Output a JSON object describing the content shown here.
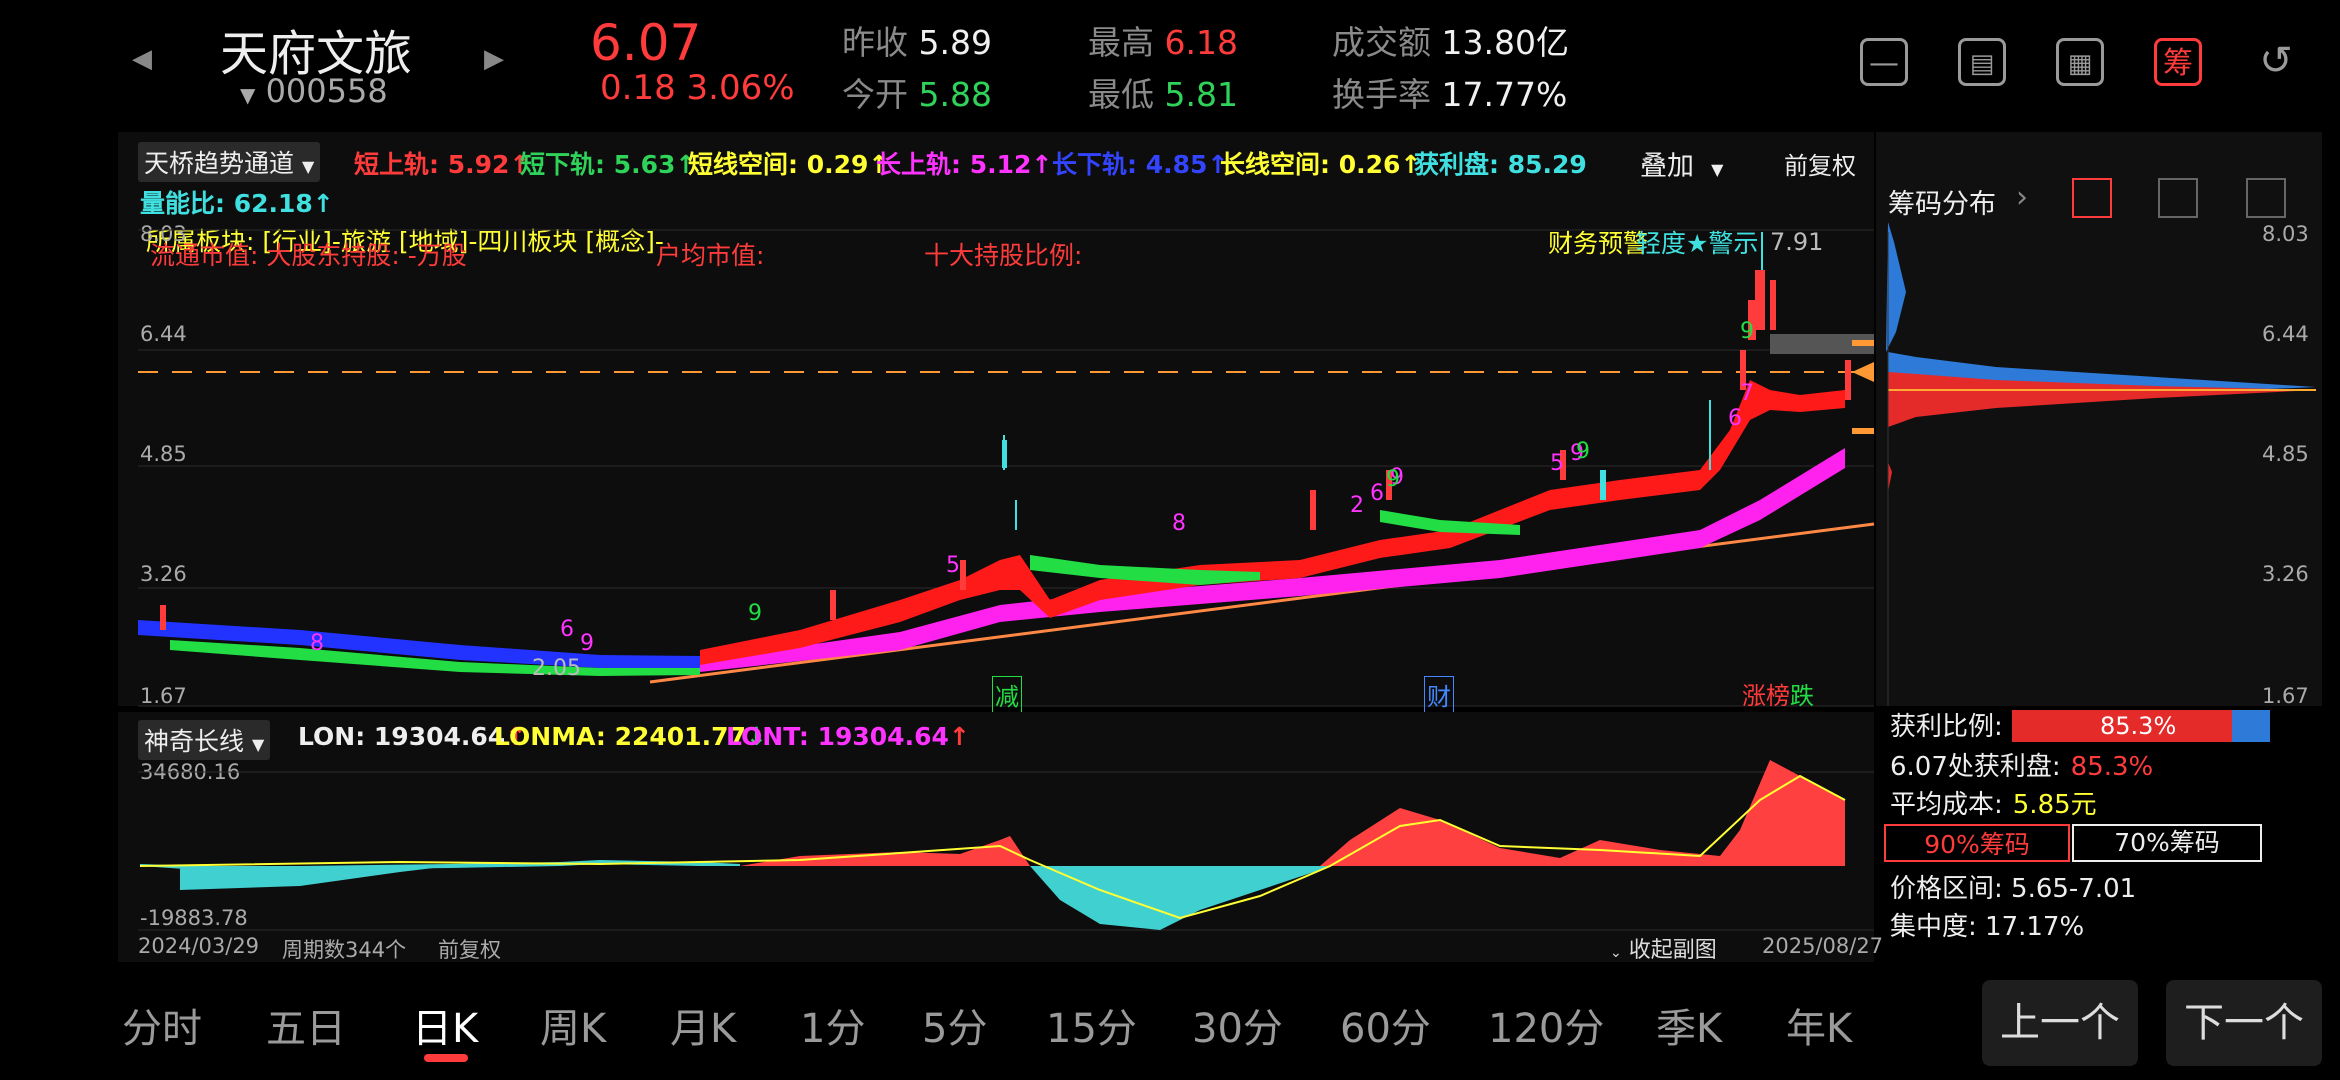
{
  "header": {
    "stock_name": "天府文旅",
    "stock_code": "000558",
    "price": "6.07",
    "change": "0.18",
    "change_pct": "3.06%",
    "prev_close_label": "昨收",
    "prev_close": "5.89",
    "open_label": "今开",
    "open": "5.88",
    "high_label": "最高",
    "high": "6.18",
    "low_label": "最低",
    "low": "5.81",
    "turnover_label": "成交额",
    "turnover": "13.80亿",
    "turnover_rate_label": "换手率",
    "turnover_rate": "17.77%",
    "btn_chou": "筹"
  },
  "indicator_main": {
    "name": "天桥趋势通道",
    "short_upper": "短上轨: 5.92",
    "short_lower": "短下轨: 5.63",
    "short_space": "短线空间: 0.29",
    "long_upper": "长上轨: 5.12",
    "long_lower": "长下轨: 4.85",
    "long_space": "长线空间: 0.26",
    "profit": "获利盘: 85.29",
    "volume_ratio": "量能比: 62.18",
    "overlay": "叠加",
    "adjust": "前复权",
    "sector": "所属板块: [行业]-旅游 [地域]-四川板块 [概念]-",
    "float_cap": "流通市值: 大股东持股: -万股",
    "avg_cap": "户均市值:",
    "top10": "十大持股比例:",
    "warning": "财务预警",
    "warning2": "轻度★警示",
    "peak_label": "7.91",
    "low_label": "2.05",
    "mark_jian": "减",
    "mark_cai": "财",
    "mark_zhang": "涨",
    "mark_bang": "榜",
    "mark_die": "跌",
    "y_labels": [
      "8.03",
      "6.44",
      "4.85",
      "3.26",
      "1.67"
    ]
  },
  "chip": {
    "title": "筹码分布",
    "y_labels": [
      "8.03",
      "6.44",
      "4.85",
      "3.26",
      "1.67"
    ],
    "profit_ratio_label": "获利比例:",
    "profit_ratio": "85.3%",
    "profit_at_label": "6.07处获利盘:",
    "profit_at": "85.3%",
    "avg_cost_label": "平均成本:",
    "avg_cost": "5.85元",
    "chip90": "90%筹码",
    "chip70": "70%筹码",
    "price_range": "价格区间: 5.65-7.01",
    "concentration": "集中度: 17.17%"
  },
  "indicator_sub": {
    "name": "神奇长线",
    "lon": "LON: 19304.64",
    "lonma": "LONMA: 22401.77",
    "lont": "LONT: 19304.64",
    "y_max": "34680.16",
    "y_min": "-19883.78"
  },
  "footer": {
    "start_date": "2024/03/29",
    "period_count": "周期数344个",
    "adjust": "前复权",
    "collapse": "收起副图",
    "end_date": "2025/08/27"
  },
  "tabs": [
    "分时",
    "五日",
    "日K",
    "周K",
    "月K",
    "1分",
    "5分",
    "15分",
    "30分",
    "60分",
    "120分",
    "季K",
    "年K"
  ],
  "active_tab": "日K",
  "nav": {
    "prev": "上一个",
    "next": "下一个"
  },
  "colors": {
    "up": "#ff3b3b",
    "down": "#2fd35a",
    "cyan": "#40e0e0",
    "magenta": "#ff33ff",
    "yellow": "#ffff33",
    "blue": "#3344ff",
    "orange": "#ff9933"
  }
}
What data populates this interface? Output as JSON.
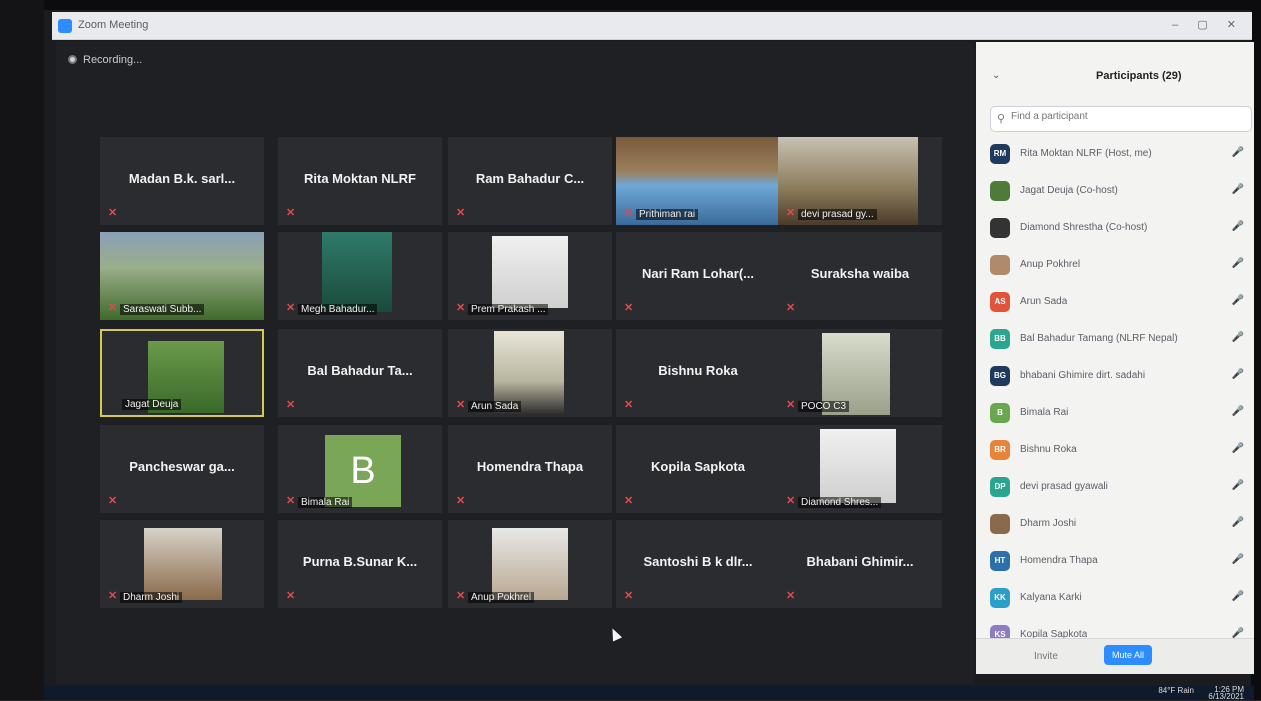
{
  "window": {
    "title": "Zoom Meeting"
  },
  "meeting": {
    "recording_label": "Recording...",
    "tiles": [
      {
        "name": "Madan B.k. sarl...",
        "video": false
      },
      {
        "name": "Rita Moktan NLRF",
        "video": false
      },
      {
        "name": "Ram Bahadur C...",
        "video": false
      },
      {
        "name": "Prithiman rai",
        "video": true
      },
      {
        "name": "devi prasad gy...",
        "video": true
      },
      {
        "name": "Saraswati Subb...",
        "video": true
      },
      {
        "name": "Megh Bahadur...",
        "video": true
      },
      {
        "name": "Prem Prakash ...",
        "video": true
      },
      {
        "name": "Nari Ram Lohar(...",
        "video": false
      },
      {
        "name": "Suraksha waiba",
        "video": false
      },
      {
        "name": "Jagat Deuja",
        "video": true,
        "active": true
      },
      {
        "name": "Bal Bahadur Ta...",
        "video": false
      },
      {
        "name": "Arun Sada",
        "video": true
      },
      {
        "name": "Bishnu Roka",
        "video": false
      },
      {
        "name": "POCO C3",
        "video": true
      },
      {
        "name": "Pancheswar ga...",
        "video": false
      },
      {
        "name": "Bimala Rai",
        "video": true,
        "avatar_letter": "B"
      },
      {
        "name": "Homendra Thapa",
        "video": false
      },
      {
        "name": "Kopila Sapkota",
        "video": false
      },
      {
        "name": "Diamond Shres...",
        "video": true
      },
      {
        "name": "Dharm Joshi",
        "video": true
      },
      {
        "name": "Purna B.Sunar K...",
        "video": false
      },
      {
        "name": "Anup Pokhrel",
        "video": true
      },
      {
        "name": "Santoshi B k dlr...",
        "video": false
      },
      {
        "name": "Bhabani Ghimir...",
        "video": false
      }
    ]
  },
  "participants": {
    "title": "Participants (29)",
    "search_placeholder": "Find a participant",
    "list": [
      {
        "initials": "RM",
        "name": "Rita Moktan NLRF (Host, me)",
        "color": "#1f3a5c"
      },
      {
        "initials": "",
        "name": "Jagat Deuja (Co-host)",
        "color": "#4e7a3a"
      },
      {
        "initials": "",
        "name": "Diamond Shrestha (Co-host)",
        "color": "#333333"
      },
      {
        "initials": "",
        "name": "Anup Pokhrel",
        "color": "#b08a6a"
      },
      {
        "initials": "AS",
        "name": "Arun Sada",
        "color": "#e2533b"
      },
      {
        "initials": "BB",
        "name": "Bal Bahadur Tamang (NLRF Nepal)",
        "color": "#2aa58f"
      },
      {
        "initials": "BG",
        "name": "bhabani Ghimire dirt. sadahi",
        "color": "#1f3a5c"
      },
      {
        "initials": "B",
        "name": "Bimala Rai",
        "color": "#6aa84f"
      },
      {
        "initials": "BR",
        "name": "Bishnu Roka",
        "color": "#e8843a"
      },
      {
        "initials": "DP",
        "name": "devi prasad gyawali",
        "color": "#2aa58f"
      },
      {
        "initials": "",
        "name": "Dharm Joshi",
        "color": "#8a6a4a"
      },
      {
        "initials": "HT",
        "name": "Homendra Thapa",
        "color": "#2d6fa8"
      },
      {
        "initials": "KK",
        "name": "Kalyana Karki",
        "color": "#2aa0c8"
      },
      {
        "initials": "KS",
        "name": "Kopila Sapkota",
        "color": "#8e7cc3"
      }
    ],
    "invite_label": "Invite",
    "mute_all_label": "Mute All"
  },
  "taskbar": {
    "weather": "84°F Rain",
    "time": "1:26 PM",
    "date": "6/13/2021"
  }
}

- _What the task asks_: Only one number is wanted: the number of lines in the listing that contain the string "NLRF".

- _Solution below_: 3